Blas Iglesias Fernandez of Cuba, who has been guiding the Indian boxers for close to two decades now with intermittent breaks, is determined to produce more medallists in the 2016 Olympics in Rio (Brazil).

The Cuban, who is the first foreign coach to be conferred the prestigious Dronacharya Award and whose services have been retained by the Indian Amateur Boxing Federation till the next Olympics, is, however, a bit puzzled at the lack of talent in the 56, 60 and 64 kg categories.

“Somehow, I am not really impressed with the quality of boxers in these categories even after witnessing so many bouts in this Senior Nationals (Hyderabad),” Fernandez said in a chat on the sidelines of the nation’s premier boxing championship. “There are not too many Referee Stopped Contests in this Nationals,” he says with a wry smile.

“Definitely, there is a lot of improvement as far as Indian boxing is concerned at the international level. But, we still have a long way to go,” the seasoned coach says. “Yes, we are already in the preparatory mode for the next Olympics and that is exactly the reason why we have decided to pick 60 best boxers — not necessarily medallists — from this Senior Nationals and train them as part of our long-term development plan,” Fernandez explains even as he takes down notes along with the chief coach G. S. Sandhu, Dronacharya I. Venkateswara Rao and other members of the key panel.

“The focus is not on quantity but on quality in our endeavour to produce champions. It is a continuous process. We need to constantly keep finding talent and nurture it in the desired manner. We have seen in some States where there is talent, there are no quality sparring partners,” the Cuban coach pointed out. “The whole idea of our approach is to ensure that there are at least three to four boxers who are as good as the top boxer in India in each category,” he emphasises.

The immensely experienced coach is also a bit disappointed that India doesn’t have the desired influence in the international boxing federation and, unfortunately, the rules keep changing to the disadvantage of the Indian boxers.

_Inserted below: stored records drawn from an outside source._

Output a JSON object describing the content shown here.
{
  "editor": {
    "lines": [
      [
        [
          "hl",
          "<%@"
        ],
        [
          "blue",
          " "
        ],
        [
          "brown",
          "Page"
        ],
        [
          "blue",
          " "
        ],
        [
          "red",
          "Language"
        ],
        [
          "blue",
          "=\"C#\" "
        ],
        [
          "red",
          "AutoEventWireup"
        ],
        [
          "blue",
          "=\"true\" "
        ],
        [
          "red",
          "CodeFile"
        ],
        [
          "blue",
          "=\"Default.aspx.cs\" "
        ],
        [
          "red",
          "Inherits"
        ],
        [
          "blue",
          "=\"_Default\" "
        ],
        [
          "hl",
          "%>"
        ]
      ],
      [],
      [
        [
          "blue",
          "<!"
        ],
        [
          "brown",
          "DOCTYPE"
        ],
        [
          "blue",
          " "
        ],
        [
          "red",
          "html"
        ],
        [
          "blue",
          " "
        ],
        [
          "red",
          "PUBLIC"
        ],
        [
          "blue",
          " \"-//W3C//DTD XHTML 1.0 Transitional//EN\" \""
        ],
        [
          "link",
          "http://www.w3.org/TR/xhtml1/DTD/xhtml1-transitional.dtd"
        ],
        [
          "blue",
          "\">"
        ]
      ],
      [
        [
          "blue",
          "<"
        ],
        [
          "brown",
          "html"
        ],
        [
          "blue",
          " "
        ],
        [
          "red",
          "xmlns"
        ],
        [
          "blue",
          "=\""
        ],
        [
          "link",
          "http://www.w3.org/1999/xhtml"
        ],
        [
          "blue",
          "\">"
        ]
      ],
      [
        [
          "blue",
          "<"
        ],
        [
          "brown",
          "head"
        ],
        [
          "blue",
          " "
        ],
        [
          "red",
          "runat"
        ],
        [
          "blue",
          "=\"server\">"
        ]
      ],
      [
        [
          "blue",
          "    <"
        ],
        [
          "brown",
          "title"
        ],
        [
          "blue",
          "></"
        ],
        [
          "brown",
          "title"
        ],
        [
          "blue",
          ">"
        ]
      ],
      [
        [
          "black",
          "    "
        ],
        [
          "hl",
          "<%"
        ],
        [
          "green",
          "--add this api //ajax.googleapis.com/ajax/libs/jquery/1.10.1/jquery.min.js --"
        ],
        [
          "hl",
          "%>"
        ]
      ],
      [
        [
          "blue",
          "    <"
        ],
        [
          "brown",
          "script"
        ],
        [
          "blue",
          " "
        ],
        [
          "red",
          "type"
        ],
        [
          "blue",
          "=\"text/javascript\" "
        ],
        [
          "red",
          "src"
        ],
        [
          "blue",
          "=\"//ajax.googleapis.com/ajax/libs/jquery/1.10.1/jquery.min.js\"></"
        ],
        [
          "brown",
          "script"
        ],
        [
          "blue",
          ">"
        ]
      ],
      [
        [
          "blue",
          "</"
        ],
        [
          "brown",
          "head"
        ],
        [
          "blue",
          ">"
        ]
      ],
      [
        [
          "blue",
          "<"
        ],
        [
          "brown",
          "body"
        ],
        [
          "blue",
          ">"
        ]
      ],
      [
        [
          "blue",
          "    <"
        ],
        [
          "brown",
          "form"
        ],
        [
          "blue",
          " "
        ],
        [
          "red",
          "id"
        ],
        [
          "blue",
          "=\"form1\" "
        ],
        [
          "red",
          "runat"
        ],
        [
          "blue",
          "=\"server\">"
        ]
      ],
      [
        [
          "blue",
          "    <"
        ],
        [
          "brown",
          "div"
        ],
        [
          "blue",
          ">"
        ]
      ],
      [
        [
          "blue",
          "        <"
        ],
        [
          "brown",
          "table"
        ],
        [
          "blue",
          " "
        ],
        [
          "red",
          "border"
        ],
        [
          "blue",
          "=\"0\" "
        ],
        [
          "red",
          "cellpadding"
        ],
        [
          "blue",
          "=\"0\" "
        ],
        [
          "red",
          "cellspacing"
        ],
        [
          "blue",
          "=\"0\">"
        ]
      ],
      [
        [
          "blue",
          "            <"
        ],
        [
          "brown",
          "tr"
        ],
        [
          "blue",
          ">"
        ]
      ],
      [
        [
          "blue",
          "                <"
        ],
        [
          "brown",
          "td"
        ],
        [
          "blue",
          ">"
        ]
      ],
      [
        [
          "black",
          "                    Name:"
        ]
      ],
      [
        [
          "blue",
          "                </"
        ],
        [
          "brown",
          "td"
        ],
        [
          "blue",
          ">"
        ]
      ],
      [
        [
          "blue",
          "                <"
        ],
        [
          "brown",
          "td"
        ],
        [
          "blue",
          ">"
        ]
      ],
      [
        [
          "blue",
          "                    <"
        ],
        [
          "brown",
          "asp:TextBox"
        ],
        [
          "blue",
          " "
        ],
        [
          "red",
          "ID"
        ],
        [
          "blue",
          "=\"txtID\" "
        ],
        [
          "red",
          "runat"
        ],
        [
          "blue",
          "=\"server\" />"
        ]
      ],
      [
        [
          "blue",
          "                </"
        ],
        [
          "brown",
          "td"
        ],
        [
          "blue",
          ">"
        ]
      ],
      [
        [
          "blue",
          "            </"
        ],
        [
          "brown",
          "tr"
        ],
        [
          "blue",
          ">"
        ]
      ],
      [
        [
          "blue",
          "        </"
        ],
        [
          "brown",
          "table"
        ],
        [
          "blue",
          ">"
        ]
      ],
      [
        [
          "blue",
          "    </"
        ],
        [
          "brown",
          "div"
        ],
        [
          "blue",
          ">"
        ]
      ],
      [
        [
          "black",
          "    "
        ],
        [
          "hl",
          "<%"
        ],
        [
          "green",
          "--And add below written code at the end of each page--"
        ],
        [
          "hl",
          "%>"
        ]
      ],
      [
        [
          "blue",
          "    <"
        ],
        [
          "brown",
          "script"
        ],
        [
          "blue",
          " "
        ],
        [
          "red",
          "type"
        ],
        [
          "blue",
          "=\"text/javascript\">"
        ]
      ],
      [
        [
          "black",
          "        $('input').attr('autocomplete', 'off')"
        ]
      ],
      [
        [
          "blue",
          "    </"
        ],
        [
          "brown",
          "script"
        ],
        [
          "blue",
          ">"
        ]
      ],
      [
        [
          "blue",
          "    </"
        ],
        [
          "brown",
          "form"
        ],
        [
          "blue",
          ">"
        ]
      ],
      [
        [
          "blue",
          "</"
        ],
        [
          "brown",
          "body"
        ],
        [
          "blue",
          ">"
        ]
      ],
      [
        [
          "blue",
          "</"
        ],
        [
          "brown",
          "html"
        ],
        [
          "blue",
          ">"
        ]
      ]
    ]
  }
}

Fernandez says that as part of the plans to produce more medallists — with the World championship next year being a big test not just for the boxers but also for the coaches — the focus will be on exposure to various competitions and also instilling confidence amongst the Indian boxers. “Lack of confidence is one major worry even though many of our boxers are really good, skills and technique-wise,” he says.

What exactly are the targets he has set for himself? “Keep improving with every international event. Make a critical analysis and try to find ways and means to produce better boxers in the run-up to the next Olympics,” Fernandez says.

Referring to how difficult it will be for him to motivate the Indian boxers after the dismal showing in the London Olympics, the articulate coach says it was more because of some bad decisions that went against the Indians. “A couple of medals in men’s boxing would have inspired many more and given a new image to the sport itself,” he says.

On Mary Kom’s bronze medal in the recent London Olympics (the first medal by an Indian woman boxer in the Olympics), Fernandez says it is an inspirational achievement and should naturally help many girls look to the sport with a lot more respect and passion. “It is an amazing achievement by any standards,” he remarks.

The Cuban’s face turned grim when asked about the sport back home. “Yes, we were once a powerhouse in world boxing. Unfortunately, many young boxers are migrating to the U. S. Ours is a country with a small population and consequently it is very difficult to keep improving,” he signs off before jotting down some more notes at the Nationals.